Robare, Student Note, Securities Enforcement
The D.C. Circuit's holding in Robare Group, Ltd., v. SEC, potentially marks the end of at least twenty years of permissive judicial interpretation of the term "willful," as found in various provisions of securities laws-including the Investment Advisers Act of 1940. Traditionally, willful violations of securities laws only required evidence that defendants were aware of their conduct, not that they knew that their conduct was unlawful. This low burden of proof operates in practice as a negligence standard. However, Robare makes a key distinction between evidence of negligent conduct and "subjectively intentional" violations under section 207 of the Advisers Act to prove that a defendant willfully violated securities laws. The Court's analysis has not yet been fully applied in decisions by the SEC and administrative law judges. In addition, a close reading of Robare reveals that evidence indicating a defendant's good-faith belief of compliance with securities laws is a viable defense against claims of willful violations under the Securities Act, the Exchange Act, and Advisers Act.

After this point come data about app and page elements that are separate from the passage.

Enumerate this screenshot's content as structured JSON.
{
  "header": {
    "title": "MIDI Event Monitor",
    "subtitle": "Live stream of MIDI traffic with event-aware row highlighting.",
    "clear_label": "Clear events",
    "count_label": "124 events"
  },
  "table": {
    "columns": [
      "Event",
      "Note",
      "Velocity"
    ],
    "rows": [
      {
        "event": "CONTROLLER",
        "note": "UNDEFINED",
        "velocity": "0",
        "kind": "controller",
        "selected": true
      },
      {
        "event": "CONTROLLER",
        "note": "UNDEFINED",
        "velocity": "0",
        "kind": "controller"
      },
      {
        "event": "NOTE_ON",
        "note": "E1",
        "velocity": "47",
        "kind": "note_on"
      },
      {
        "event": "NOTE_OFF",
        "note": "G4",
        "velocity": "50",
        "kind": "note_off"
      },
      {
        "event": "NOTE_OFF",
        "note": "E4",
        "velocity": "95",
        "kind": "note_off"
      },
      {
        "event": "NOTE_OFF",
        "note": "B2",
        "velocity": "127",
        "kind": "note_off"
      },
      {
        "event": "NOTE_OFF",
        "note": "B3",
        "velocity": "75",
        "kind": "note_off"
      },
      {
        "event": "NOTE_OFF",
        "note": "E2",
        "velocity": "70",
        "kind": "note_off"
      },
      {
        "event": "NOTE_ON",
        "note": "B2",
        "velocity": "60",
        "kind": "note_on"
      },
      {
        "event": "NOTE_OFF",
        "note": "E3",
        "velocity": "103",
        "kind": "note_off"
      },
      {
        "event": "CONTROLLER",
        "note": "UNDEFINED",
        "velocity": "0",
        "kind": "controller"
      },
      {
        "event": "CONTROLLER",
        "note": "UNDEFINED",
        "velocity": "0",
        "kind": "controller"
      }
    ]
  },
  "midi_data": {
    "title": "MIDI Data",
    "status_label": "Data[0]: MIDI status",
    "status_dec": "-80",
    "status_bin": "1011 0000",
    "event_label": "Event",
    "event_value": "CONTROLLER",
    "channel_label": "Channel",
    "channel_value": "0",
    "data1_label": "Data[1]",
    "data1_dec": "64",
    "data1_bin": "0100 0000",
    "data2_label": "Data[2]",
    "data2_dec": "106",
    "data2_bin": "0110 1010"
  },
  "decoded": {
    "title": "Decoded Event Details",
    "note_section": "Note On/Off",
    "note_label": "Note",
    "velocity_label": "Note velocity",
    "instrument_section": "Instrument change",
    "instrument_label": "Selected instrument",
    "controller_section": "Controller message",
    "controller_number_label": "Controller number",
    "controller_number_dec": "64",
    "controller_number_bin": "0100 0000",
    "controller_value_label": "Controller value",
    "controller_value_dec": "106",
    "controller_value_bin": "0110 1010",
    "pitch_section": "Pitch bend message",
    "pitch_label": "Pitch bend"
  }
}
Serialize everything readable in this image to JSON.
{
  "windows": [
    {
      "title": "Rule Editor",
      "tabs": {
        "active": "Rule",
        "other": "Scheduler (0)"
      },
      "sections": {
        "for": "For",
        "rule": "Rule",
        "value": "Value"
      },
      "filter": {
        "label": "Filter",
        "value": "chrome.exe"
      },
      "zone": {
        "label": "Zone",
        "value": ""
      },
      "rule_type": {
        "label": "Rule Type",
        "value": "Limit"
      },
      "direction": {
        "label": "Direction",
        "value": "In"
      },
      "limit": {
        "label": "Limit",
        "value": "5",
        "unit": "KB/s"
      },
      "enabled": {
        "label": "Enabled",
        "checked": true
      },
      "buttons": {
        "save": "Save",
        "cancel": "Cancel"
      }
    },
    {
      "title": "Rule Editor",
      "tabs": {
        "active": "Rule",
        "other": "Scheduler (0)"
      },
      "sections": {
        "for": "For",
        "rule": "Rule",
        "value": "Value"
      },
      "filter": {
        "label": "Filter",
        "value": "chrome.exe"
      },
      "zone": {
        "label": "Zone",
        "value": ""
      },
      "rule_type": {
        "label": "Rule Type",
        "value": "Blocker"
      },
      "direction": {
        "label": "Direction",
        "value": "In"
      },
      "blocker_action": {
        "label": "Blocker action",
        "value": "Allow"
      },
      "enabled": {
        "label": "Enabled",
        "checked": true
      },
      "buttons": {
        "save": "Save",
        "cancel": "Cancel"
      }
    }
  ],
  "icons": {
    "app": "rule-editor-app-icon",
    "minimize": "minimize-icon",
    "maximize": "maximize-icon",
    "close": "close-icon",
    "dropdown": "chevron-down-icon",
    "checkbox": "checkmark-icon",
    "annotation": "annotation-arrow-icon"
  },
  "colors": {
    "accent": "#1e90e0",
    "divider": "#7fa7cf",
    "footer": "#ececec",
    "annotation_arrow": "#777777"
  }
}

Willfulness in a Post-Robare World: Evidence of Subjective Intent, Not Negligence Conduct, is Needed to Show Willful Violations of Securities Laws,
25 Fordham J. Corp. & Fin. L. 501
Available at: https://ir.lawnet.fordham.edu/jcfl/vol25/iss2/5